Around three dozen primary and secondary school counselors heard about north-central Minnesota’s skills gap and how technical education can help close that gap at a meeting of the Northwest Regional Counselors Association at Northwest Technical College.
Darrin Strosahl, NTC’s vice president for academic affairs, opened the presentation with an overview of Minnesota’s current workforce. He called the perceived shortage of skilled employees an “employment Grand Canyon” and compared a student’s path from high school into the workforce with an explorer in the canyon.
“It’s so immense, and when you look at it there are different levels and layers and it branches out in different directions,” Strosahl said. “How do you know what career you should pursue? How do you find out what you’re good at, especially if you don’t have a chance to get your hands on it?”
He shared data from a study by Bemidji’s George W. Neilson Foundation which showed nearly 77 percent of Northwest Minnesota employers were unable to find qualified candidates for positions, and nearly two in three rated the state’s shortage of skilled employees as “severe.” Nearly half had posted jobs and received no applicants.
Strosahl emphasized Northwest Technical College’s desire to work with school counselors to promote technical education, inform students of the careers paths it could open for them, and help the state’s employers address its shortage of workers.
He also was keen to combat the stigma that careers requiring technical education are low-paying. Survey data he shared showed that, due to the salaries attainable and the generally lower cost to obtain the degree, holders of associate’s degrees tend to have around $5,500 more annual discretionary income than those with bachelor’s degrees.
“Those folks are owning their own trucks and boats and cabins,” Strosahl said. “When you talk about savings and earnings potential, an associate’s degree has great value.”

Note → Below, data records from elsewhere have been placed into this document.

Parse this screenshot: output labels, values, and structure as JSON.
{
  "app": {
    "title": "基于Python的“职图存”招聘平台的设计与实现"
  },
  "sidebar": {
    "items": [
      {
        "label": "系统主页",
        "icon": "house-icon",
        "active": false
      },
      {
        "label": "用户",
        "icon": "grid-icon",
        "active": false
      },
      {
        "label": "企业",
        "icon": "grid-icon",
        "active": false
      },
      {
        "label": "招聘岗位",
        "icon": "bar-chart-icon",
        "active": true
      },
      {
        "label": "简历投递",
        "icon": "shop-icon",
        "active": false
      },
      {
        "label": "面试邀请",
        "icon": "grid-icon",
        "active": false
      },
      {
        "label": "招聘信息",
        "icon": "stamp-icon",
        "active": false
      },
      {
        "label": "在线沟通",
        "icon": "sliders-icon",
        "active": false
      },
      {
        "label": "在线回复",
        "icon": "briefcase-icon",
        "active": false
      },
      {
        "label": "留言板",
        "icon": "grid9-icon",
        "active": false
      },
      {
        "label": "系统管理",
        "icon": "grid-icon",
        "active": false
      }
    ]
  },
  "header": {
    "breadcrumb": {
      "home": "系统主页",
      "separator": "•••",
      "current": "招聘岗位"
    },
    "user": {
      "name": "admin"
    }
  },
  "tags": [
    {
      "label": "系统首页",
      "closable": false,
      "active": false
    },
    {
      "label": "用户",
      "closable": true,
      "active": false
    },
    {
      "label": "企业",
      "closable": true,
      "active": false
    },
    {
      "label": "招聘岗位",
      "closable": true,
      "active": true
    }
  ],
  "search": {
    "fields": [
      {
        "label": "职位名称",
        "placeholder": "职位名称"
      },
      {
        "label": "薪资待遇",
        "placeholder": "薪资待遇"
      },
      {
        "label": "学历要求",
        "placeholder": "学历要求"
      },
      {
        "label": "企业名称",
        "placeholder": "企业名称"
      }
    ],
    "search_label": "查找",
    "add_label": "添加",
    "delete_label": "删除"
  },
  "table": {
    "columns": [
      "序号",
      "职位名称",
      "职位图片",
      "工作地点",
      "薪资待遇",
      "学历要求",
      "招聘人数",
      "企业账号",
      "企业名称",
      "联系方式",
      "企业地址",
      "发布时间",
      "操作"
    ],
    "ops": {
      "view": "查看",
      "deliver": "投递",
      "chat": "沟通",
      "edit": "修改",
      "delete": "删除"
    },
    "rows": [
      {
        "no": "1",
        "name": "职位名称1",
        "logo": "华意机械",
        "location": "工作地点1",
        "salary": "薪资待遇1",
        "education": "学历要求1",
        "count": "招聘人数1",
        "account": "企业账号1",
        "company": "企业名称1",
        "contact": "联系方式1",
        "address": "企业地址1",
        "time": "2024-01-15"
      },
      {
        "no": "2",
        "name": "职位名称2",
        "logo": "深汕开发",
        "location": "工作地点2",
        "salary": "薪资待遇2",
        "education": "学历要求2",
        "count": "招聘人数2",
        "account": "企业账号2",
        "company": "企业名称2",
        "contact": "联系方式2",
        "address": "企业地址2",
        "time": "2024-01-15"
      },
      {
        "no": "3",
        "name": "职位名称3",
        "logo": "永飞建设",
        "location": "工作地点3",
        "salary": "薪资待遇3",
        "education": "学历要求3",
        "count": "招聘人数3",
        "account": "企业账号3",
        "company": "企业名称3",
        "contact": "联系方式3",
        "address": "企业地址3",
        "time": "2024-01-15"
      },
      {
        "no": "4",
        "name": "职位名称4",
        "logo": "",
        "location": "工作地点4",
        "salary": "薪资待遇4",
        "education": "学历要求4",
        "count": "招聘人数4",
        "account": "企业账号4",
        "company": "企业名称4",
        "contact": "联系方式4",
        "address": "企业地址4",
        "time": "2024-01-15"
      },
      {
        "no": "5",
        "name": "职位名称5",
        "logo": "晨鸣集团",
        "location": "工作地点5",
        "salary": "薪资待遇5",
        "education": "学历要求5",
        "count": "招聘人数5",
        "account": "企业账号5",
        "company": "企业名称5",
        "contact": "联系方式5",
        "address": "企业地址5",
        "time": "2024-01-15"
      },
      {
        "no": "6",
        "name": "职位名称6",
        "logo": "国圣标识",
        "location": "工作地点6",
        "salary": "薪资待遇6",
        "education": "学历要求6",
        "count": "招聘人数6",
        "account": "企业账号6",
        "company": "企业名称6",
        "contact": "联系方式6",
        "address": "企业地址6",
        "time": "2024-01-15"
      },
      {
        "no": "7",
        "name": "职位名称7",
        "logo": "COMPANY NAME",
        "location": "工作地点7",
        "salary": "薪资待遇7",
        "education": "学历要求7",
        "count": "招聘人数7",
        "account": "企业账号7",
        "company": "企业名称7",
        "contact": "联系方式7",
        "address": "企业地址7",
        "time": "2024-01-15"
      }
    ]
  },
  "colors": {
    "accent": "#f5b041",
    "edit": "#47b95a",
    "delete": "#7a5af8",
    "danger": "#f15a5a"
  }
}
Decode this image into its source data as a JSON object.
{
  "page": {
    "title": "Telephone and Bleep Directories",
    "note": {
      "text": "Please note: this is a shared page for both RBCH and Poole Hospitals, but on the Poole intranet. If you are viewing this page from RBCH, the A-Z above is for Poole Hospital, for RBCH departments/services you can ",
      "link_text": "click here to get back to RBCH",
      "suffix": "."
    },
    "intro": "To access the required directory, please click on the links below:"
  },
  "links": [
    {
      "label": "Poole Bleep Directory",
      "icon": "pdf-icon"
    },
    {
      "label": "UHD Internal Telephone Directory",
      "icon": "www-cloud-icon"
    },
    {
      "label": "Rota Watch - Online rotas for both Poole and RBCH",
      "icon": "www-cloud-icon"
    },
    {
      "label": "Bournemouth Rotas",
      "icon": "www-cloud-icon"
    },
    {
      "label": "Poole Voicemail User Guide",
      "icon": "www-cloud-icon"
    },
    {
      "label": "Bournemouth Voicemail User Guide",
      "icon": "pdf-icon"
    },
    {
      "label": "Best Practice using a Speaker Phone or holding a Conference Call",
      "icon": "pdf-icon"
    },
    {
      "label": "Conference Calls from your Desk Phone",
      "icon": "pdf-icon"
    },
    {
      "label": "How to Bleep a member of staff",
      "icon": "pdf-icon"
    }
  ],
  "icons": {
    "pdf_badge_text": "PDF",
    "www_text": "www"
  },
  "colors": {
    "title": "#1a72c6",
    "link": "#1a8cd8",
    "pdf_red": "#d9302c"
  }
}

Counselors also heard from Sanford Health’s Kim Olson, director of education and academic affairs, and Michelle Lindholm, clinical educator, both NTC alumna, and Sarah Martinka, general manager at Bemidji’s Chester Berg Toyota.
Olson gave an overview of Sanford’s recent expansions in the Bemidji area and the need for employees created by that growth. She said Sanford would employ certified nursing assistants at a rate of 100-150 per year if they could, along with an equal number of licensed practical nurses and around a dozen medical coders — positions that can be filled by graduates from NTC’s nursing and health care programs.
“At the end of the day we have to take care of our patients, and we need good people to do that,” Olson said.
Martinka shared her recent experiences trying to fill two positions — one for a receptionist and one for an automotive service technologist. She described the receptionist position as “basically a minimum-wage job,” and shared data from the Minnesota Auto Dealers Association showing wages for service technicians in the state’s non-metro dealerships at median salaries ranging from $45-75,000 per year.
She said the dealership had 52 applications for the receptionist position, and around 75 percent of them held bachelor’s degrees.
That service technician’s job?
“We had four applicants.”
Northwest Technical College, located in northern Minnesota’s lake district, is an open, inviting technological learning organization. For more than 40 years, the college has valued life-long learning and the worth and dignity of all people. The college serves 900 students with a high-quality education, an open-enrollment policy and affordable tuition. NTC offers nearly 60 degree, diploma and certificate programs in areas such as business, health, human and protective services and environmental and industrial technology. Classes are offered on the Bemidji campus, online, or as a combination of both. NTC is a member of the colleges and universities of Minnesota State.